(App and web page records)
_ _ _ _ _ _ _

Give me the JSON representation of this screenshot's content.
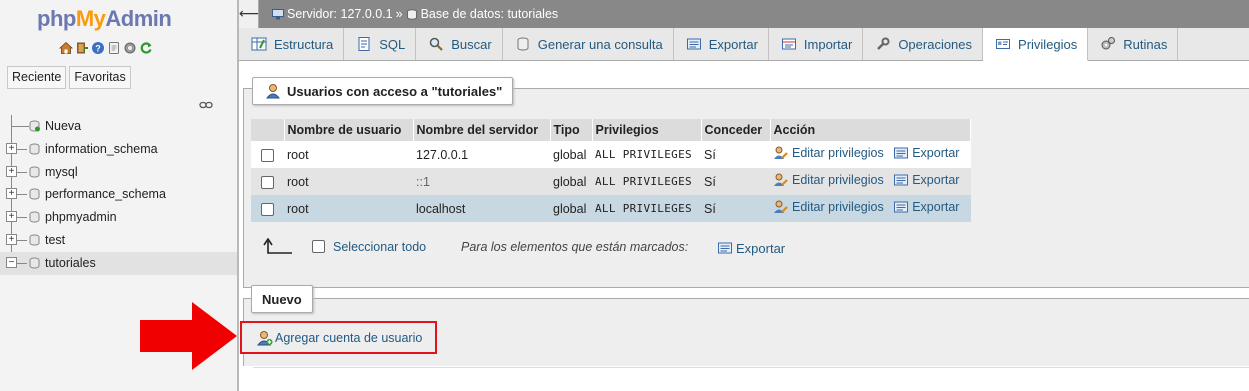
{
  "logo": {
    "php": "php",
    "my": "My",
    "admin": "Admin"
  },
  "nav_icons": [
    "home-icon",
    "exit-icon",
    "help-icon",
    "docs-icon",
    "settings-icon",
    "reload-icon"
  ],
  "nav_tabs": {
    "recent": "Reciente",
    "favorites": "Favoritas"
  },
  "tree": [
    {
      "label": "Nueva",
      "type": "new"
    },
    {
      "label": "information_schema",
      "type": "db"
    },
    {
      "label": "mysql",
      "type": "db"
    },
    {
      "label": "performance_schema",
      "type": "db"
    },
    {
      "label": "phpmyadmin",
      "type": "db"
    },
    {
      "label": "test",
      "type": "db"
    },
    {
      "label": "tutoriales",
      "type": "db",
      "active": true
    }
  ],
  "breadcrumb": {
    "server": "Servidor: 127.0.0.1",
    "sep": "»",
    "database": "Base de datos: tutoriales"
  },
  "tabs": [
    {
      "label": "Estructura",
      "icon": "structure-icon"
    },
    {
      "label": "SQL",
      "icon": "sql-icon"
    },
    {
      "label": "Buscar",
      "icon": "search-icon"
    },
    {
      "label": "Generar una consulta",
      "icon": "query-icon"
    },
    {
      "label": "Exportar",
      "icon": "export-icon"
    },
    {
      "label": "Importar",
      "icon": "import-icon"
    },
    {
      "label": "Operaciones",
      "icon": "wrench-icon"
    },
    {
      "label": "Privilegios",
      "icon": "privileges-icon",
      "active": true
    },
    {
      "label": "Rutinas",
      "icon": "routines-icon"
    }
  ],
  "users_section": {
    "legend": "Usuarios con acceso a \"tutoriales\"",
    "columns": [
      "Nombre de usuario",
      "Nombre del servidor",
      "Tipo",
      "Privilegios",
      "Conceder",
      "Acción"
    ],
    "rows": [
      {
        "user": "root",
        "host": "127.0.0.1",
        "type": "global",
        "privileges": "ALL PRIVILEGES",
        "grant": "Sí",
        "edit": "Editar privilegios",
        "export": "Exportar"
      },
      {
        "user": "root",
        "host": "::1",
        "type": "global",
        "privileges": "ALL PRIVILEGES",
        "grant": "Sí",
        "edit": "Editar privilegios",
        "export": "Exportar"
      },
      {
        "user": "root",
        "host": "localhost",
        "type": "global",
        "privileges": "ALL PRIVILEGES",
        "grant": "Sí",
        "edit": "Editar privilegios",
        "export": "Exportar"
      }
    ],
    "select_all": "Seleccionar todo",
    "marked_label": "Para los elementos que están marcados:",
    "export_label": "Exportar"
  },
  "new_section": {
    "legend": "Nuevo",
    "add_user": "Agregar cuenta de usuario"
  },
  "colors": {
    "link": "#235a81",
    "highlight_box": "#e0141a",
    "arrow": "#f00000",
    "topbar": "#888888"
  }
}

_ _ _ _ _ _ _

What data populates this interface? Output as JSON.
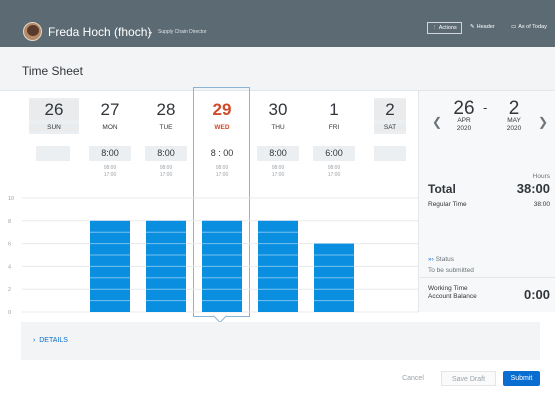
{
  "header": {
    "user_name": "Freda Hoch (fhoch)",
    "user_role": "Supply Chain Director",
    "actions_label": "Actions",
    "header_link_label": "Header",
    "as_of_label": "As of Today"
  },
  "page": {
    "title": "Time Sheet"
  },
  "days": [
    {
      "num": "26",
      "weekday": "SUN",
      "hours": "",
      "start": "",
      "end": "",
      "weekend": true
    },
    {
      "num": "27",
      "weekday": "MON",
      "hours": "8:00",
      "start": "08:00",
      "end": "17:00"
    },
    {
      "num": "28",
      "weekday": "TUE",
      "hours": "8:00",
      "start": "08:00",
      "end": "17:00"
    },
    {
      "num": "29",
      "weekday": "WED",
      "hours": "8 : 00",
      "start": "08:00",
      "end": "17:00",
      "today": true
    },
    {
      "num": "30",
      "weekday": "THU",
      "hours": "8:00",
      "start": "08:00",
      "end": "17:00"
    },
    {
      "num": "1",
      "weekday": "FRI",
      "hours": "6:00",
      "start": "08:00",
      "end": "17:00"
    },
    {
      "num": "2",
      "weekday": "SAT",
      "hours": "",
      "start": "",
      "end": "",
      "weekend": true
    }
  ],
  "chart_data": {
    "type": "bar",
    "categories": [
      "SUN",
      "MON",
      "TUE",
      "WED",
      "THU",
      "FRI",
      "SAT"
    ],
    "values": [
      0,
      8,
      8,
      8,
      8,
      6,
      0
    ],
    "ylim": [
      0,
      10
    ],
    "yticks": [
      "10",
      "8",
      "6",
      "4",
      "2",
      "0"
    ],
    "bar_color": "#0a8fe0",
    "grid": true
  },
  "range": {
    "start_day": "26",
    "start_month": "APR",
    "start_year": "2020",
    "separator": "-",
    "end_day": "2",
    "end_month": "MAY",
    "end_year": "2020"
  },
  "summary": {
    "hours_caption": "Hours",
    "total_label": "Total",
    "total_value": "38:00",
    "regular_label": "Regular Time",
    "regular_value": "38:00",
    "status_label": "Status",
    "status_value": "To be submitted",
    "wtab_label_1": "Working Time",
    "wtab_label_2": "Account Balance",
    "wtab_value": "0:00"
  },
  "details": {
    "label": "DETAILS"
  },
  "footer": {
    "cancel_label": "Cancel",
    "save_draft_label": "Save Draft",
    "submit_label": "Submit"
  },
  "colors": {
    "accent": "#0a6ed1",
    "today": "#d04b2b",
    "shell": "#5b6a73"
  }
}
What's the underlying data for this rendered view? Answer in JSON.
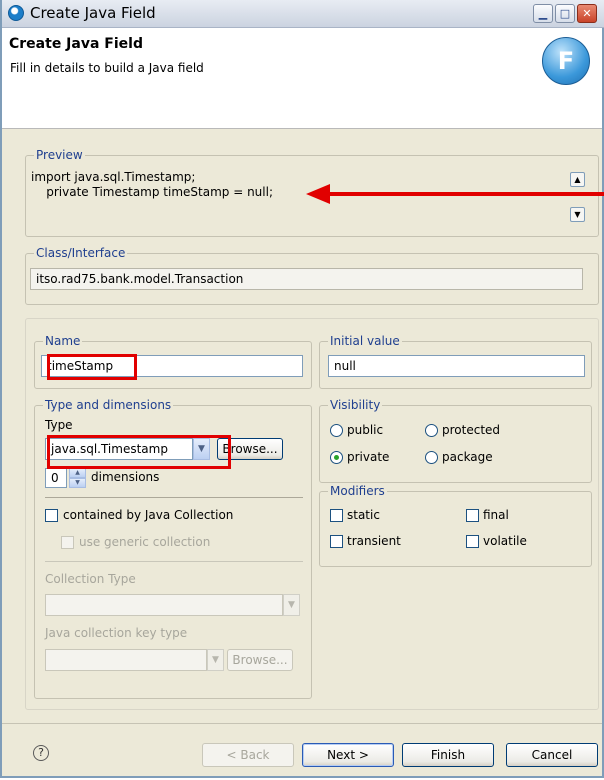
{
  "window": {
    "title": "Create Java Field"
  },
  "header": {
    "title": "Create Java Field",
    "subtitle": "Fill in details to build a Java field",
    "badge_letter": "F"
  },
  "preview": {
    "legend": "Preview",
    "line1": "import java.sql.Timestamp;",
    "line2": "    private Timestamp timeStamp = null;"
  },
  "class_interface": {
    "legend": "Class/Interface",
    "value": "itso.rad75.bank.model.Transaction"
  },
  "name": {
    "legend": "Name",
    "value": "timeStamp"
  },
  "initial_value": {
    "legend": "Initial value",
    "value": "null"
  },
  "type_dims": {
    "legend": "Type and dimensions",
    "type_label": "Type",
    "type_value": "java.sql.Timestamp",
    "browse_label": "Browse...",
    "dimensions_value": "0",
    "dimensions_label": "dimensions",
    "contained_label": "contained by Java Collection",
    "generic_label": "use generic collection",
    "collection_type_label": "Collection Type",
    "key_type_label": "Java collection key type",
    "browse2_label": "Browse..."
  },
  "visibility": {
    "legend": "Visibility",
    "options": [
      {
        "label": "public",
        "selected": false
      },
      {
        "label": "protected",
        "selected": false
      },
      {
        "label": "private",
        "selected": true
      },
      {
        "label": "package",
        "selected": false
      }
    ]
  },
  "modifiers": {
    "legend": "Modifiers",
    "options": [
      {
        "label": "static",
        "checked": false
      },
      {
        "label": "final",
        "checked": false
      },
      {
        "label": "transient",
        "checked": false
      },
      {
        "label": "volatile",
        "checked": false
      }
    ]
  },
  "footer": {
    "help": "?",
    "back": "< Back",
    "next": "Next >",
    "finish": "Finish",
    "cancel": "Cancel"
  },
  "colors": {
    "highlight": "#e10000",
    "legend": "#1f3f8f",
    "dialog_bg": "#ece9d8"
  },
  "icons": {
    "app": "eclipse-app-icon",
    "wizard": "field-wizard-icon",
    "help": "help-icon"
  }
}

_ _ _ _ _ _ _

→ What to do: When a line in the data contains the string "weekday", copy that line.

→ Result of the exercise:
      "weekday": "SUN",
      "weekday": "MON",
      "weekday": "TUE",
      "weekday": "WED",
      "weekday": "THU",
      "weekday": "FRI",
      "weekday": "SAT",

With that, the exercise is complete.